Tuesday, May 14, 2019

Postcard: One-room Amish school near Arthur, Illinois

In August 2016, I had a unique post about the Water Garden at Rockome, a former tourist attraction in Arcola, Illinois. This undated mid-century postcard would count as a bit of a followup to that. It was produced by Genuine Natural Color Made by Dexter Press of West Nyack, New York. It was published by C.L. Bence of Mattoon, Illinois. And Bence was also the photographer.1

Here's the postcard caption:
Amish children attending 1 room school near Arthur, Illinois. The Amish people may be seen in most of the rural section near Arthur, Illinois. They are a religious sect who have retained most of the customs of their forefathers and make their living mainly by farming without aid of modern equipment.
Arthur is about 10 miles west of Arcola. Its Amish community was founded in the 1860s. Wikipedia adds: "The village of Arthur characterizes itself on its website as an Amish-friendly community, with more than 4,000 'Plain People' living in the town and surrounding rural townships. The Amish settlement near Arthur was founded in 1864 and had 30 church districts with about 150 people per district in 2013. Arthur community was the 8th largest Amish settlement in the world with 4,410, as of 2017."

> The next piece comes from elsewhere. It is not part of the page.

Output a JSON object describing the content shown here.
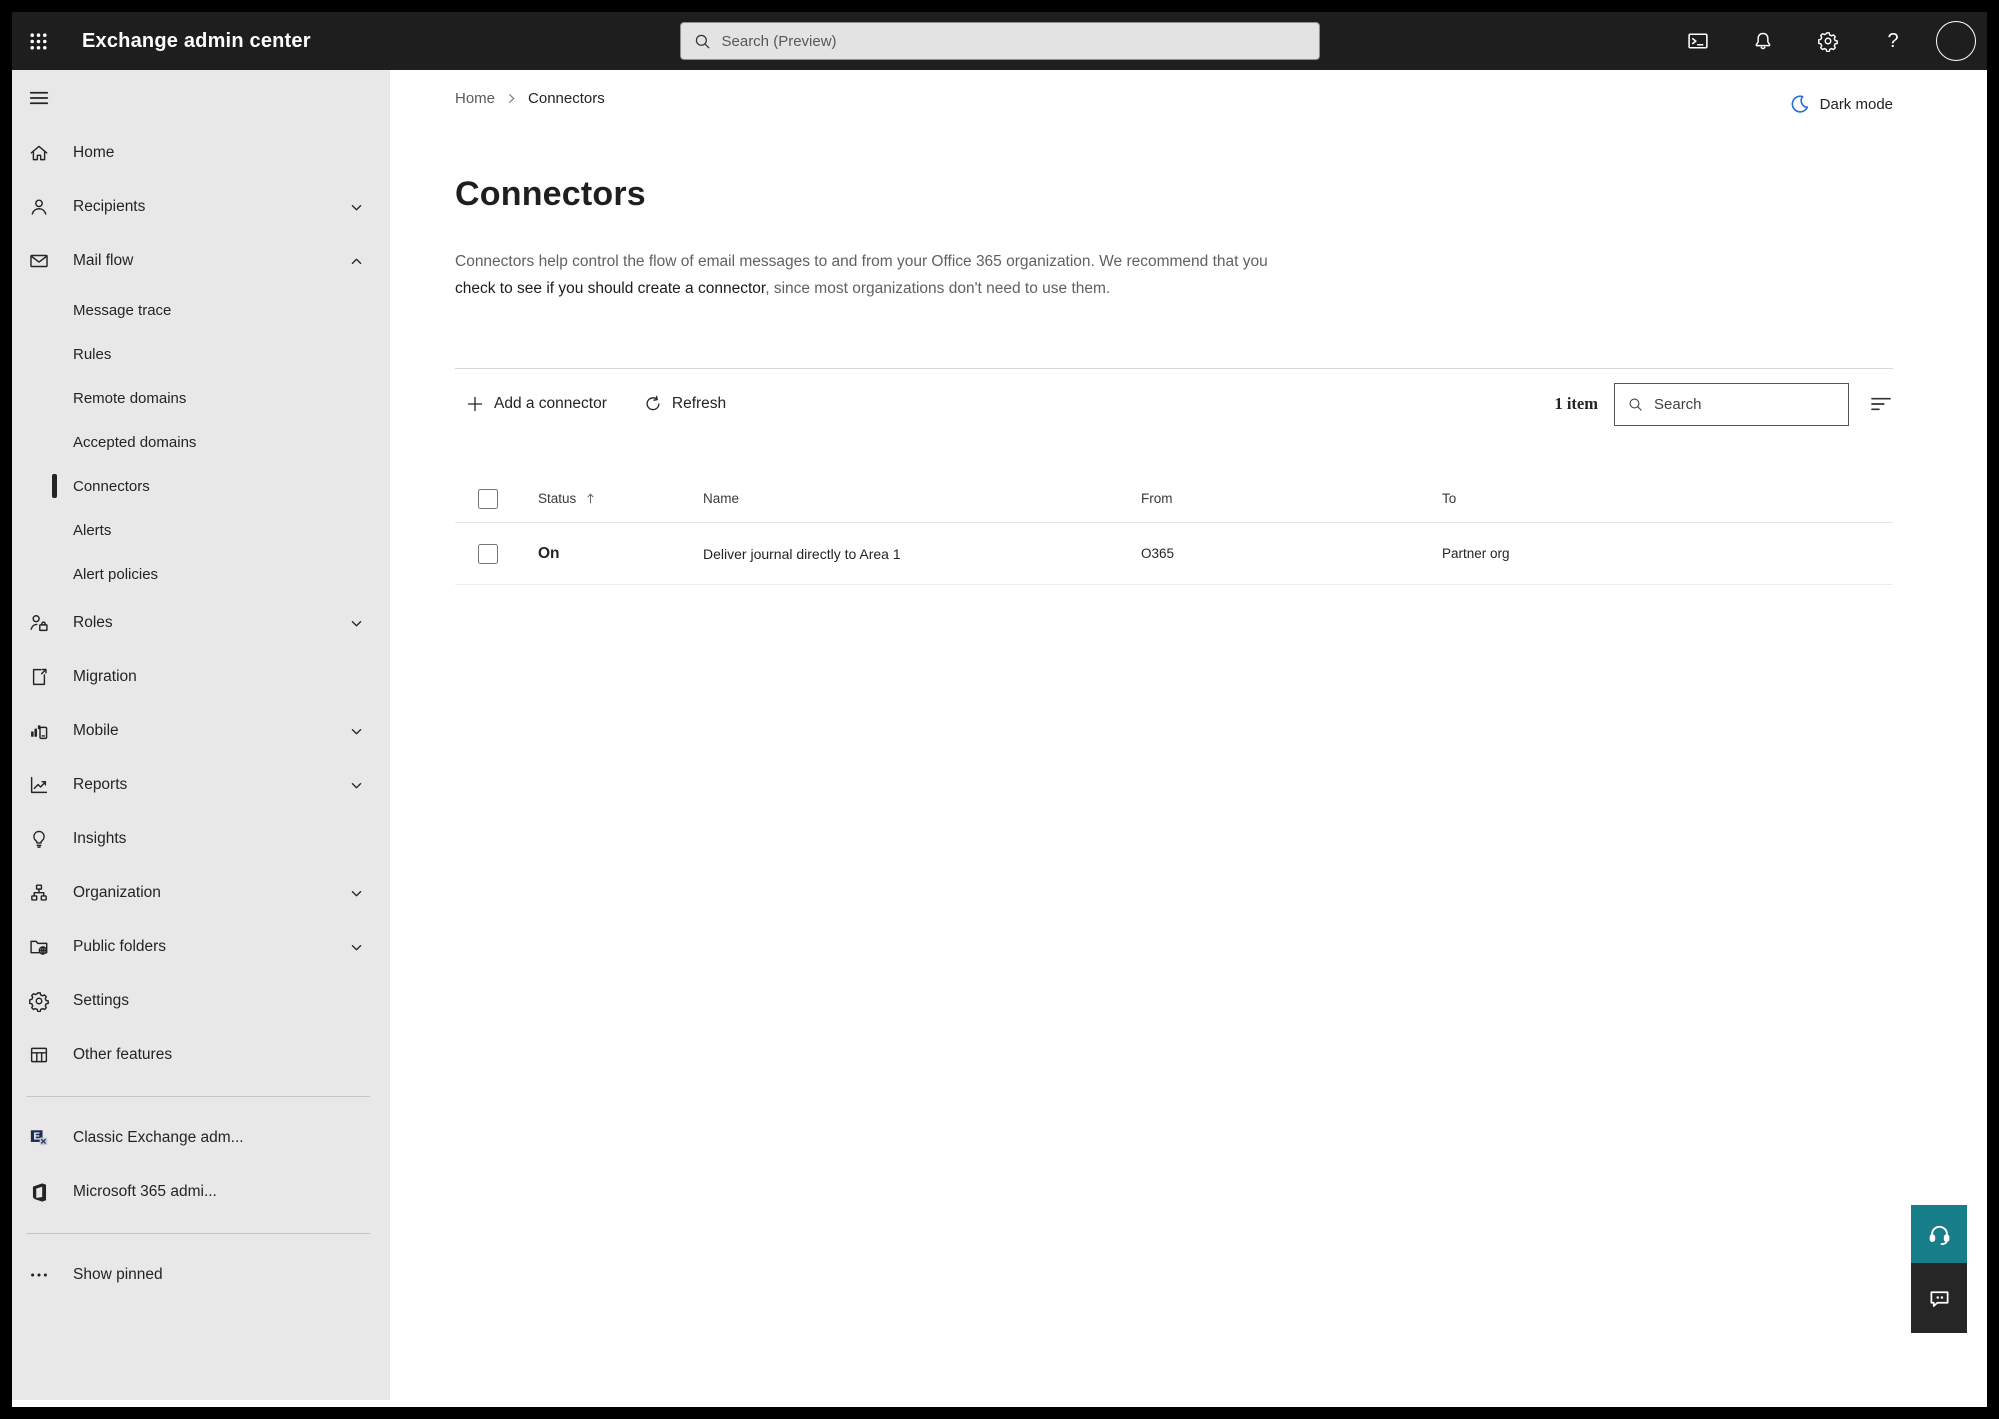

The website Amish Illinois says this about current education in the Arthur area:
"The Amish schools around the central Illinois area are usually one or two room rural schools and they are staffed with their own teachers. These teachers are usually Amish men or women who have completed eighth grade.

"Amish children start school at the age of six and attend elementary school through their eighth grade. The Amish children walk, ride bicycles, or drive a horse and buggy to school. Each school is overseen by trustees to make up a board and records are kept for state inspection. The Amish schools are funded by the church districts. The school building have wood or gas stoves and no electricity. The Amish schools are built to use natural lighting.

"In school the Amish children learn English, reading, spelling, and penmanship. In arithmetic the Amish are taught addition, subtraction, multiplication, decimals, division, and weights and measurements to use in everyday life. All books that are used in the Amish schools are selected by the trustees.

"Amish schools stress community and accuracy rather than speed. Also, honesty, love, and cooperation are regarded highly by the Amish in education. The older Amish children help out the younger children in the shared classrooms. Amish families in the school district rotate preparing a hot lunch for the students."
So life at the Arthur-area schools probably isn't much different than it was when this photograph was taken a half-century or more ago.

1. Here's a small news item from the April 2, 1963, edition of the Journal Gazette of Mattoon, Illinois:
"C.L. Bence, 12 Noyes Court, has been awarded a wristwatch as a prize in the Dexter Bonanza Contest sponsored by Dexter Press, Inc., for color photographer-distributors. This was the first nationwide sales contest sponsored by Dexter Press, which prints postcards, color brochures and stationery."

1 comment:

  1. I'd like to know more about the Liberty Amish school that was located SE of Arthur, IL several years ago. My wife, Doris Painter, went to this school for two years sometime around 1938-1942. Does anyone have a listing of the students from this era?